One of Wolf’s strengths is in programming large robotics systems, especially off-line programming. A second area is additive manufacturing to build up components in layers.

Rhoda says additive manufacturing, where Lincoln Electric has strengths, will be a game-changer for the manufacturing of large parts. This is especially true in the aerospace industry because of its need for high-value parts in low-batch runs.

“We want to stay focused on where we can be best in the world and that is the fabrication area,” he says.
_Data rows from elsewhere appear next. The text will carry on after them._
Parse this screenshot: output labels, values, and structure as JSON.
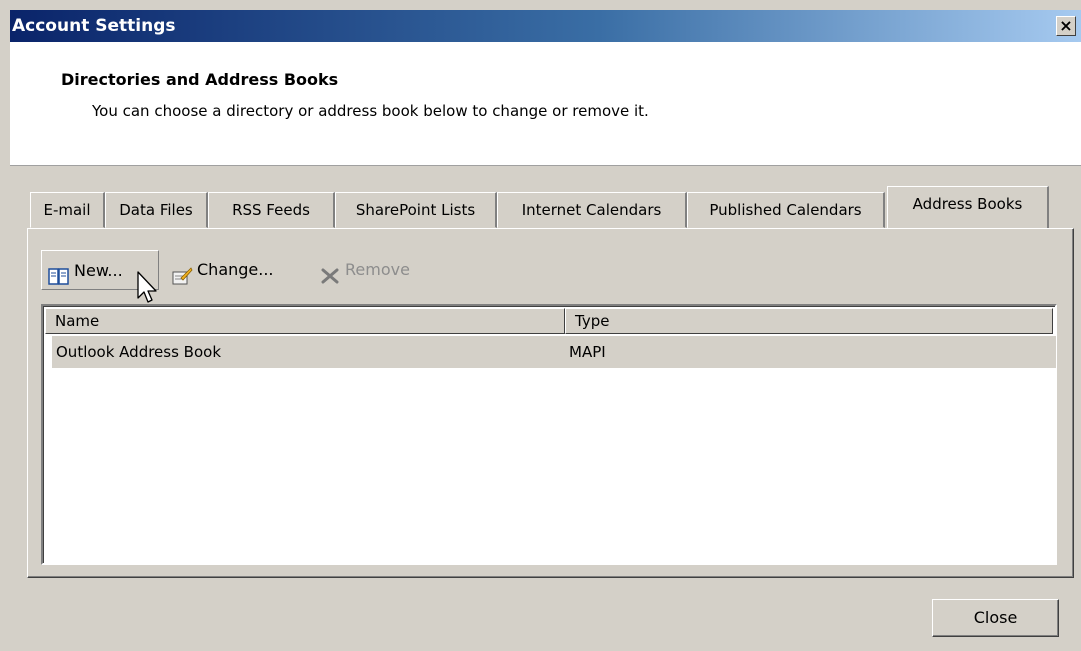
{
  "window": {
    "title": "Account Settings",
    "close_glyph": "×"
  },
  "header": {
    "title": "Directories and Address Books",
    "description": "You can choose a directory or address book below to change or remove it."
  },
  "tabs": [
    {
      "label": "E-mail",
      "active": false
    },
    {
      "label": "Data Files",
      "active": false
    },
    {
      "label": "RSS Feeds",
      "active": false
    },
    {
      "label": "SharePoint Lists",
      "active": false
    },
    {
      "label": "Internet Calendars",
      "active": false
    },
    {
      "label": "Published Calendars",
      "active": false
    },
    {
      "label": "Address Books",
      "active": true
    }
  ],
  "toolbar": {
    "new_label": "New...",
    "new_icon": "address-book-icon",
    "change_label": "Change...",
    "change_icon": "change-icon",
    "remove_label": "Remove",
    "remove_icon": "remove-x-icon"
  },
  "list": {
    "columns": [
      "Name",
      "Type"
    ],
    "rows": [
      {
        "name": "Outlook Address Book",
        "type": "MAPI"
      }
    ]
  },
  "footer": {
    "close_label": "Close"
  },
  "colors": {
    "title_start": "#0a246a",
    "title_end": "#a6caf0",
    "face": "#d4d0c8"
  }
}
He says Wolf doesn’t expect its core business areas in mining, energy, and agriculture to show much growth in 2016 but that global population growth will see a resurgence in those fields, especially in production of farm equipment.

Centennial-based MSI Tec, as an engineering-based technology company founded in 1983, is especially interested in collaborative robotics, often working with integrators, according to Mike Barrett, vice president. He says reshoring interest is on the rise because the latest robotics technology allows U.S. manufacturers to compete financially with overseas operations, especially if the robotics are running continuously.

Joel Moser, MSI Tec’s robotics product manager, says collaborative robots are especially useful doing menial tasks like taking parts off a conveyor belt. “It’s surprising the number of tasks like that out there,” he says. “With collaborative robots these are less expensive and the ROI is better.”

Collaborative robots also are expanding the whole robotics market because they automate procedures that hadn’t been automated before, Barrett says. Manufacturers can add collaborative robots without affecting earlier investments.

MSI Tec has customers in a wide variety of industries, including general factory automation, semiconductor, oil and gas, renewable energy and medical device manufacturing. Barrett says the company has installed thousands of machine automation applications, including industrial Internet of Things (IIoT) deployments.

MSI Tec Applications Engineer Laurie Fisk trains Sawyer the robot on a customer proof-of-concept demonstration for the medical industry.

Again, there is no question that robots are going to play a big role in manufacturing. As PricewaterhouseCoopers says, “industrial robots are on the verge of revolutionizing manufacturing. As they become smarter, faster, and cheaper, they’re being called upon to do more.”

Robotic technology, already used by more than half of American manufacturers, will continue to penetrate the industry. Robots will become more skillful at basic tasks as well as coming out of their cages to work hand-in-hand with humans, learning collaborative skills by “watching” human instructors, PwC says.

This “rise of the robots” is expected to completely change U.S. manufacturing in the years ahead.